McKnight was referring to New York Times writer Arthur J. Daley who covered the tournament designated to determine which Americans would represent the USA at the Olympic debut for the sport of basketball. Photos captured the momentous lay-up style performed by Joe and teammate Schmidt. Daley cited, “They left the floor, reached up and pitched the ball downward into the hoop, much like a cafeteria customer dunking a roll in coffee.”

Daley’s description resulted in the signature term “dunk.”

Team USA advanced skillfully through the Olympic tournament while playing on outdoor clay courts. The championship game against Canada was played during a rainstorm in temperatures ranging in the low 50s. Despite the muddy court, team USA prevailed with a final score of 19-8 earning the first-ever medal in their sport. Joe was the team’s top scorer with eight points.

Over the years Oliver has revisited history by pouring through his mother’s scrapbook. The woman, boasting a height of 5-3, documented her husband’s accomplishments. The personal moments reflected a man dedicated to his work, his sport and his country.

During World War II Joe served in the Army but never left the United States because he was “too tall.” Oliver noted the Army didn’t know how to utilize his father’s height overseas so he was transferred throughout the country. An important placement was at the Mayo Clinic where he assisted war-wounded patients with physical therapy. With admiration in his voice, Oliver explained his father’s large size allowed him to move patients with ease.

After the war Joe returned to Amarillo, Texas, where he worked for Phillips 66 as a petroleum land man. He was also a member of the company’s basketball team. This is where Oliver was most aware of his father’s athletic ability. During the late 1950s and early 1960s, Oliver watched firsthand his father’s role on the basketball court.
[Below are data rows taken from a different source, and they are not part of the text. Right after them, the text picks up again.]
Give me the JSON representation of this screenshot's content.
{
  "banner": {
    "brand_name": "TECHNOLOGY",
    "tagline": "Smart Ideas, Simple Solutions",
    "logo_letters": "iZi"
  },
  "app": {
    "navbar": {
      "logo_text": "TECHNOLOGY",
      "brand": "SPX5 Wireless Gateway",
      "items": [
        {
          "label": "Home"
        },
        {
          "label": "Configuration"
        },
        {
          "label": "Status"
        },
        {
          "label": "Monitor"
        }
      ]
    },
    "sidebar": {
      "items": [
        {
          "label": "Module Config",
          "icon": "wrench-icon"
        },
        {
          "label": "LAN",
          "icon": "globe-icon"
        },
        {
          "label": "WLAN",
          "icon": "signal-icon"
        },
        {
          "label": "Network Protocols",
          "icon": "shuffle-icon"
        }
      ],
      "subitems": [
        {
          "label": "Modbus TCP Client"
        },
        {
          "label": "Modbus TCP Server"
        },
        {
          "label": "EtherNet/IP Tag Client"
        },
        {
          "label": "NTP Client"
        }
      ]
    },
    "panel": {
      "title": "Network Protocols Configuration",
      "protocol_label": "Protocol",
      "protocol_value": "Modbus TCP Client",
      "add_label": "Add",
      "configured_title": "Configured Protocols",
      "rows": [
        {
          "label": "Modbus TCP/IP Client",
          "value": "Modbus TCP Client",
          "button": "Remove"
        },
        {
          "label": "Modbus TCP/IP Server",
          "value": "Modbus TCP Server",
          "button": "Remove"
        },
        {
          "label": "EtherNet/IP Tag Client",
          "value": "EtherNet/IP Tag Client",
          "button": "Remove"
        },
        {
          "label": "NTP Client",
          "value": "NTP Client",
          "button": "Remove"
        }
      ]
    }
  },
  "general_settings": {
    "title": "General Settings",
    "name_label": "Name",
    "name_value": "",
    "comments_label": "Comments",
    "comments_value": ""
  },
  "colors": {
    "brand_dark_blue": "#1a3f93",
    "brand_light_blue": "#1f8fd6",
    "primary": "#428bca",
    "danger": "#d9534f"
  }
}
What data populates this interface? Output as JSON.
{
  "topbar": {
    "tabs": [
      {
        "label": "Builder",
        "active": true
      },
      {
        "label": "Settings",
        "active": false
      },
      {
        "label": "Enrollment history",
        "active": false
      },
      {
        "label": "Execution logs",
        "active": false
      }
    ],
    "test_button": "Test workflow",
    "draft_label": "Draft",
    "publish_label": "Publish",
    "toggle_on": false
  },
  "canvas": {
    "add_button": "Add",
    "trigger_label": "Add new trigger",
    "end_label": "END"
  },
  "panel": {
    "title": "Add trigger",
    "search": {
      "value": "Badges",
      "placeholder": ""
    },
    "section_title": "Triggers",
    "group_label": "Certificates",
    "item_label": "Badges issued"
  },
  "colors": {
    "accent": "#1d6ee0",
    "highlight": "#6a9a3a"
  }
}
“He was a legend among the Phillips,” Oliver remembered fondly.

The public is invited to reminisce with Oliver and other Globe Refiners family members on Saturday, Aug. 13, 6 to 8 p.m., at the McPherson Museum. The celebration will feature select artifacts including Joe’s 1936 gold medal, a tour of the team’s home court at the Community Building, a trivia game, jazz entertainment and hors d’oeurves.

Cost is $10 per person. Contact meetings@visitmcpherson.com or 620-241-3340 to make reservations. Event sponsors include CHS, McPherson Rotary Club and McPherson Convention and Visitors Bureau.